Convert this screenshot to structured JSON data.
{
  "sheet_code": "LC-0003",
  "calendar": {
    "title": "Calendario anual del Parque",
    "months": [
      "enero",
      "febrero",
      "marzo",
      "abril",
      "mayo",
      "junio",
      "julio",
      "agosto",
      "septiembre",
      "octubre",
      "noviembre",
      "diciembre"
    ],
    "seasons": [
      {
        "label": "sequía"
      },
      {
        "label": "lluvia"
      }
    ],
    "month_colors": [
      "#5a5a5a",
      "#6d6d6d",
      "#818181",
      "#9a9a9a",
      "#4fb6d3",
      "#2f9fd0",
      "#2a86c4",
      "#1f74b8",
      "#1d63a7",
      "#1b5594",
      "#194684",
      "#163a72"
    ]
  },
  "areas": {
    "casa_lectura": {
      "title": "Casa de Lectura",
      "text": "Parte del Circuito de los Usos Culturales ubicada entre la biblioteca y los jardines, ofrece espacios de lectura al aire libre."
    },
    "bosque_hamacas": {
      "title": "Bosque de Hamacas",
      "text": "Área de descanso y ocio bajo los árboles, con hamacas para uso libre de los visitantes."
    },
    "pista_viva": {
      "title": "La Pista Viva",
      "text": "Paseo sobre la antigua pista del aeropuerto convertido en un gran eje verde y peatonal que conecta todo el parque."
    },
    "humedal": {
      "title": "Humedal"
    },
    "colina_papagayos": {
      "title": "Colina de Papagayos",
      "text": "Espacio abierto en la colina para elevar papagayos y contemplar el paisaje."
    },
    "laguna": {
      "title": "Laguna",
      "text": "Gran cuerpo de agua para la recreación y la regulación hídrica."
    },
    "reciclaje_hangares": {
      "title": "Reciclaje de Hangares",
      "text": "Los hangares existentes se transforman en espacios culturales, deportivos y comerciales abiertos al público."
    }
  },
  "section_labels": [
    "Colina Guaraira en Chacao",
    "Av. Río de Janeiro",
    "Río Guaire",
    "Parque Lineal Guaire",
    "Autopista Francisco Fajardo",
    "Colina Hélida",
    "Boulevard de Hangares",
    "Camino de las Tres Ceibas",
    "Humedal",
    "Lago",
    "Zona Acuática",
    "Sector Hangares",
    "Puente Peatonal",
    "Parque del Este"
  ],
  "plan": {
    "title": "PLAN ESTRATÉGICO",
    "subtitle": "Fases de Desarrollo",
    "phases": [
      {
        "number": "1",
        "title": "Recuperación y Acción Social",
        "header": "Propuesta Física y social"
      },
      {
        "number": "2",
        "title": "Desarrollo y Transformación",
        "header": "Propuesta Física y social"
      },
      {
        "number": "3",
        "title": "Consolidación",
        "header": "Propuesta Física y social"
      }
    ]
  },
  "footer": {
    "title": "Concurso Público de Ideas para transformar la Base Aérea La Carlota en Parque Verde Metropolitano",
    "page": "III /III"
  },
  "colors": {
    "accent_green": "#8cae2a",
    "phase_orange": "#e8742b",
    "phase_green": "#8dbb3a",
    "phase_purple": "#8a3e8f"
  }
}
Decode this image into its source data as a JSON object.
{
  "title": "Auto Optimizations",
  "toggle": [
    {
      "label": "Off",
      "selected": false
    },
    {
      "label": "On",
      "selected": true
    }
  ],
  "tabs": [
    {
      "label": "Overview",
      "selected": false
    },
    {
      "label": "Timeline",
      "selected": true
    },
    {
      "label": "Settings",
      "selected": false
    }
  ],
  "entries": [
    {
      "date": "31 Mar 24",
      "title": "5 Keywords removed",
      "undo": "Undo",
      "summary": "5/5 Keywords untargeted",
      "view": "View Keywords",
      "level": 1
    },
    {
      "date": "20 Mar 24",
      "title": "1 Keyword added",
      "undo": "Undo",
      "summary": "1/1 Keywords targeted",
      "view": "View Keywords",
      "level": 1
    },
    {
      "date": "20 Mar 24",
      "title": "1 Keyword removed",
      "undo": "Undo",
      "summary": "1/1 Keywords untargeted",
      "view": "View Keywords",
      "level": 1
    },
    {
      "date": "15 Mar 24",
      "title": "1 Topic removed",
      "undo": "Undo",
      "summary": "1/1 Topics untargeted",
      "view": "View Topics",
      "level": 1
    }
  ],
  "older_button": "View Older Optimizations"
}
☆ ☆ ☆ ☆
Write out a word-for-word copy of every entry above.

Convert this screenshot to structured JSON data.
{
  "sheet_code": "LC-0003",
  "calendar": {
    "title": "Calendario anual del Parque",
    "months": [
      "enero",
      "febrero",
      "marzo",
      "abril",
      "mayo",
      "junio",
      "julio",
      "agosto",
      "septiembre",
      "octubre",
      "noviembre",
      "diciembre"
    ],
    "seasons": [
      {
        "label": "sequía"
      },
      {
        "label": "lluvia"
      }
    ],
    "month_colors": [
      "#5a5a5a",
      "#6d6d6d",
      "#818181",
      "#9a9a9a",
      "#4fb6d3",
      "#2f9fd0",
      "#2a86c4",
      "#1f74b8",
      "#1d63a7",
      "#1b5594",
      "#194684",
      "#163a72"
    ]
  },
  "areas": {
    "casa_lectura": {
      "title": "Casa de Lectura",
      "text": "Parte del Circuito de los Usos Culturales ubicada entre la biblioteca y los jardines, ofrece espacios de lectura al aire libre."
    },
    "bosque_hamacas": {
      "title": "Bosque de Hamacas",
      "text": "Área de descanso y ocio bajo los árboles, con hamacas para uso libre de los visitantes."
    },
    "pista_viva": {
      "title": "La Pista Viva",
      "text": "Paseo sobre la antigua pista del aeropuerto convertido en un gran eje verde y peatonal que conecta todo el parque."
    },
    "humedal": {
      "title": "Humedal"
    },
    "colina_papagayos": {
      "title": "Colina de Papagayos",
      "text": "Espacio abierto en la colina para elevar papagayos y contemplar el paisaje."
    },
    "laguna": {
      "title": "Laguna",
      "text": "Gran cuerpo de agua para la recreación y la regulación hídrica."
    },
    "reciclaje_hangares": {
      "title": "Reciclaje de Hangares",
      "text": "Los hangares existentes se transforman en espacios culturales, deportivos y comerciales abiertos al público."
    }
  },
  "section_labels": [
    "Colina Guaraira en Chacao",
    "Av. Río de Janeiro",
    "Río Guaire",
    "Parque Lineal Guaire",
    "Autopista Francisco Fajardo",
    "Colina Hélida",
    "Boulevard de Hangares",
    "Camino de las Tres Ceibas",
    "Humedal",
    "Lago",
    "Zona Acuática",
    "Sector Hangares",
    "Puente Peatonal",
    "Parque del Este"
  ],
  "plan": {
    "title": "PLAN ESTRATÉGICO",
    "subtitle": "Fases de Desarrollo",
    "phases": [
      {
        "number": "1",
        "title": "Recuperación y Acción Social",
        "header": "Propuesta Física y social"
      },
      {
        "number": "2",
        "title": "Desarrollo y Transformación",
        "header": "Propuesta Física y social"
      },
      {
        "number": "3",
        "title": "Consolidación",
        "header": "Propuesta Física y social"
      }
    ]
  },
  "footer": {
    "title": "Concurso Público de Ideas para transformar la Base Aérea La Carlota en Parque Verde Metropolitano",
    "page": "III /III"
  },
  "colors": {
    "accent_green": "#8cae2a",
    "phase_orange": "#e8742b",
    "phase_green": "#8dbb3a",
    "phase_purple": "#8a3e8f"
  }
}
Decode this image into its source data as a JSON object.
{
  "title": "Auto Optimizations",
  "toggle": [
    {
      "label": "Off",
      "selected": false
    },
    {
      "label": "On",
      "selected": true
    }
  ],
  "tabs": [
    {
      "label": "Overview",
      "selected": false
    },
    {
      "label": "Timeline",
      "selected": true
    },
    {
      "label": "Settings",
      "selected": false
    }
  ],
  "entries": [
    {
      "date": "31 Mar 24",
      "title": "5 Keywords removed",
      "undo": "Undo",
      "summary": "5/5 Keywords untargeted",
      "view": "View Keywords",
      "level": 1
    },
    {
      "date": "20 Mar 24",
      "title": "1 Keyword added",
      "undo": "Undo",
      "summary": "1/1 Keywords targeted",
      "view": "View Keywords",
      "level": 1
    },
    {
      "date": "20 Mar 24",
      "title": "1 Keyword removed",
      "undo": "Undo",
      "summary": "1/1 Keywords untargeted",
      "view": "View Keywords",
      "level": 1
    },
    {
      "date": "15 Mar 24",
      "title": "1 Topic removed",
      "undo": "Undo",
      "summary": "1/1 Topics untargeted",
      "view": "View Topics",
      "level": 1
    }
  ],
  "older_button": "View Older Optimizations"
}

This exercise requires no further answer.